February 14, 2012
Congratulations! You are now at Uhuru Peak, Africa’s highest point and the world’s tallest free standing mountain. This is the information posted on the sign at the summit of Mount Kilimanjaro.
It is more than just a mere sign—these rustic, wooden planks have become an icon for trekkers who set their sights on the 19,340’ peak. When the sign finally reveals itself from a distance, it transcends from a landmark to become a symbol of achievement. For many trekkers, reaching the sign (and getting that great snapshot) becomes the sole motivation for the final push of their ascent.
Uhuru translates to freedom in Swahili but for those who have trekked to Kili’s summit, Uhuru Peak – and its iconic sign – represent victory!
Thomson Trekker, Tracy, describes her first view of Uhuru Peak’s summit sign, “Reaching Stella Point and seeing the Uhuru Peak sign in the distance was the highlight – nothing was going to come between me and the Peak. [It] gave me an adrenaline boost and refueled my emotional ability to get to Uhuru.”
A new sign was erected at Uhuru Peak a few weeks ago, replacing the brown, rustic, weathered landmark with a shiny, new, green sign. This extreme makeover coincides with Tanzania’s semi-centennial – the new sign may have been a 50th birthday present to Uhuru Peak. Here’s to the next 50 years and a new vision of freedom and/or victory at high altitude!
What is it like to climb Mount Kilimanjaro with Thomson?
Watch the video below and celebrate summit success with a Thomson trekking group.
February 2, 2012
Magical! Serene! Stunning! These are some of the words our guests use to describe the experience of soaring over the Serengeti in a hot-air balloon at sunrise. Those who opt to add the balloon flight to their itinerary consider the experience bucket list-worthy.
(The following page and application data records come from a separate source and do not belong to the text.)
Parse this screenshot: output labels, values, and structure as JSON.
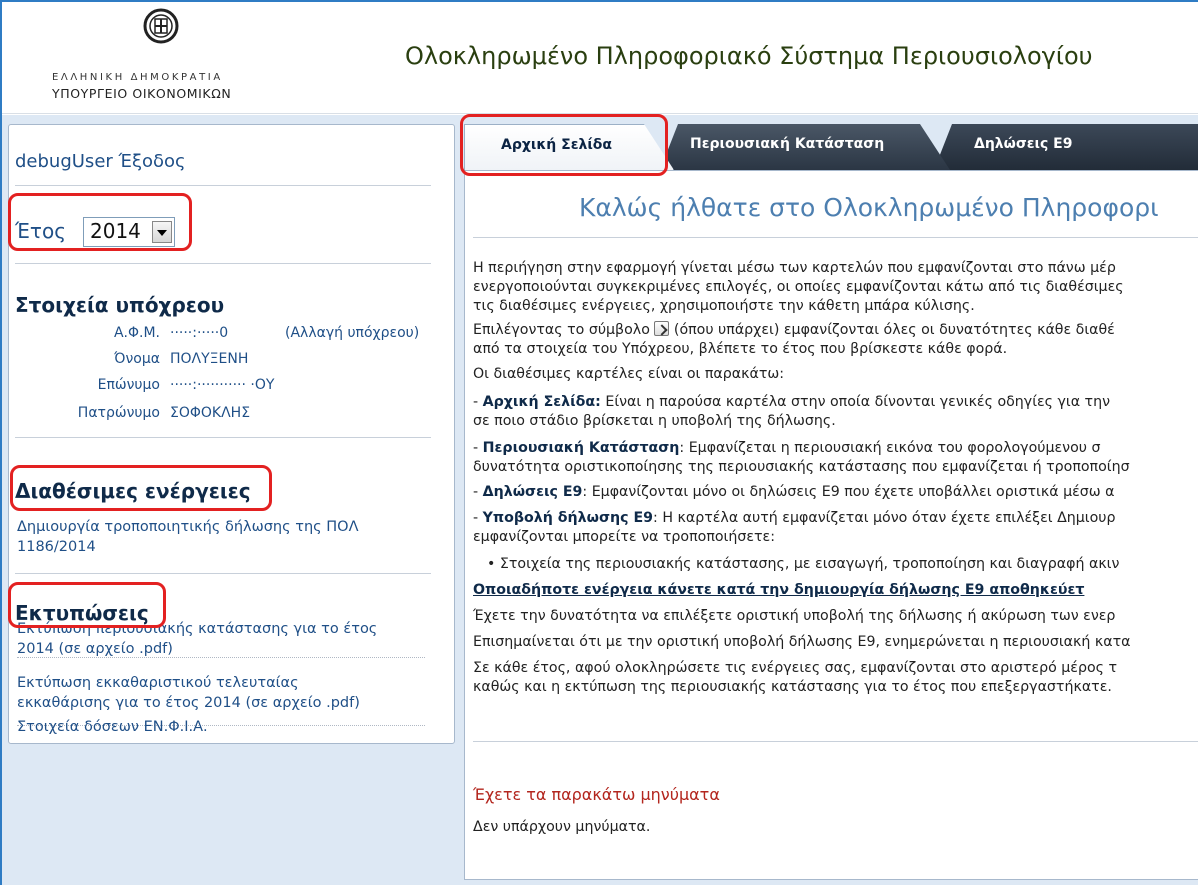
{
  "header": {
    "logo_line1": "ΕΛΛΗΝΙΚΗ ΔΗΜΟΚΡΑΤΙΑ",
    "logo_line2": "ΥΠΟΥΡΓΕΙΟ ΟΙΚΟΝΟΜΙΚΩΝ",
    "app_title": "Ολοκληρωμένο Πληροφοριακό Σύστημα Περιουσιολογίου"
  },
  "sidebar": {
    "user": "debugUser",
    "logout": "Έξοδος",
    "year_label": "Έτος",
    "year_value": "2014",
    "taxpayer_title": "Στοιχεία υπόχρεου",
    "taxpayer": {
      "afm_label": "Α.Φ.Μ.",
      "afm_value": "·····:·····0",
      "change_link": "(Αλλαγή υπόχρεου)",
      "name_label": "Όνομα",
      "name_value": "ΠΟΛΥΞΕΝΗ",
      "surname_label": "Επώνυμο",
      "surname_value": "·····:··········· ·ΟΥ",
      "father_label": "Πατρώνυμο",
      "father_value": "ΣΟΦΟΚΛΗΣ"
    },
    "actions_title": "Διαθέσιμες ενέργειες",
    "actions": [
      {
        "line1": "Δημιουργία τροποποιητικής δήλωσης της ΠΟΛ",
        "line2": "1186/2014"
      }
    ],
    "prints_title": "Εκτυπώσεις",
    "prints": [
      {
        "line1": "Εκτύπωση περιουσιακής κατάστασης για το έτος",
        "line2": "2014 (σε αρχείο .pdf)"
      },
      {
        "line1": "Εκτύπωση εκκαθαριστικού τελευταίας",
        "line2": "εκκαθάρισης για το έτος 2014 (σε αρχείο .pdf)"
      },
      {
        "line1": "Στοιχεία δόσεων ΕΝ.Φ.Ι.Α.",
        "line2": ""
      }
    ]
  },
  "tabs": [
    {
      "label": "Αρχική Σελίδα"
    },
    {
      "label": "Περιουσιακή Κατάσταση"
    },
    {
      "label": "Δηλώσεις Ε9"
    }
  ],
  "main": {
    "welcome": "Καλώς ήλθατε στο Ολοκληρωμένο Πληροφορι",
    "p1_l1": "Η περιήγηση στην εφαρμογή γίνεται μέσω των καρτελών που εμφανίζονται στο πάνω μέρ",
    "p1_l2": "ενεργοποιούνται συγκεκριμένες επιλογές, οι οποίες εμφανίζονται κάτω από τις διαθέσιμες",
    "p1_l3": "τις διαθέσιμες ενέργειες, χρησιμοποιήστε την κάθετη μπάρα κύλισης.",
    "p2_a": "Επιλέγοντας το σύμβολο",
    "p2_b": "(όπου υπάρχει) εμφανίζονται όλες οι δυνατότητες κάθε διαθέ",
    "p2_l2": "από τα στοιχεία του Υπόχρεου, βλέπετε το έτος που βρίσκεστε κάθε φορά.",
    "p3": "Οι διαθέσιμες καρτέλες είναι οι παρακάτω:",
    "p4_bold": "Αρχική Σελίδα:",
    "p4_rest": "Είναι η παρούσα καρτέλα στην οποία δίνονται γενικές οδηγίες για την",
    "p4_l2": "σε ποιο στάδιο βρίσκεται η υποβολή της δήλωσης.",
    "p5_bold": "Περιουσιακή Κατάσταση",
    "p5_rest": ": Εμφανίζεται η περιουσιακή εικόνα του φορολογούμενου σ",
    "p5_l2": "δυνατότητα οριστικοποίησης της περιουσιακής κατάστασης που εμφανίζεται ή τροποποίησ",
    "p6_bold": "Δηλώσεις Ε9",
    "p6_rest": ": Εμφανίζονται μόνο οι δηλώσεις Ε9 που έχετε υποβάλλει οριστικά μέσω α",
    "p7_bold": "Υποβολή δήλωσης Ε9",
    "p7_rest": ": Η καρτέλα αυτή εμφανίζεται μόνο όταν έχετε επιλέξει Δημιουρ",
    "p7_l2": "εμφανίζονται μπορείτε να τροποποιήσετε:",
    "bullet1": "Στοιχεία της περιουσιακής κατάστασης, με εισαγωγή, τροποποίηση και διαγραφή ακιν",
    "underlined": "Οποιαδήποτε ενέργεια κάνετε κατά την δημιουργία δήλωσης Ε9 αποθηκεύετ",
    "p8": "Έχετε την δυνατότητα να επιλέξετε οριστική υποβολή της δήλωσης ή ακύρωση των ενερ",
    "p9": "Επισημαίνεται ότι με την οριστική υποβολή δήλωσης Ε9, ενημερώνεται η περιουσιακή κατα",
    "p10_l1": "Σε κάθε έτος, αφού ολοκληρώσετε τις ενέργειες σας, εμφανίζονται στο αριστερό μέρος τ",
    "p10_l2": "καθώς και η εκτύπωση της περιουσιακής κατάστασης για το έτος που επεξεργαστήκατε.",
    "messages_title": "Έχετε τα παρακάτω μηνύματα",
    "messages_text": "Δεν υπάρχουν μηνύματα."
  }
}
Variables such as ever-changing wind patterns dictate each balloon flight: Passengers may soar high above the park, viewing grand perspectives of the plains; they may fly very low to the ground for an intimate view of the flora and fauna; the wildlife may remain hidden from view or may be visible in great abundance. All of these elements combine to make each flight a unique experience.
One of the consistent features of the Serengeti hot-air balloon flight is the Champagne toast upon landing. This decadent tradition is said to date back to the late 1700’s following one of the first hot-air balloon flights, when a pilot offered a bottle of Champagne – initially meant for him and his passengers – as a gesture of goodwill to the owners of the farm where the balloon touched down. Since then, every hot-air balloon flight concludes with a Champagne toast.
Our guest, Casey Kenaston, shared a video montage with us documenting his entire balloon ride over the Serengeti, beginning with balloon inflation and take-off and concluding with the champagne toast and the “out of Africa” breakfast. He told us the highlight of his experience was following the curves of the hippo-inhabited river from above. Be sure to watch his video here.
Casey adds, “My safari with Thomson Safaris was a great experience and one that I will remember all of my life. One of the highlights of the trip was a balloon ride over the savanna. We got up early in the morning, while it was still dark, and traveled to the sight where the balloon was being inflated. We ascended shortly before sunrise. There were thirteen of us in the party and we all stood in the large balloon basket during the ride. We traveled at various altitudes from 100 to 1000 feet to provide an optimum view of the animals and scenery. It was a beautiful site and we saw a variety of African game. I had the opportunity to get excellent photos and video of the trip. When we landed, we had a nice breakfast awaiting us.”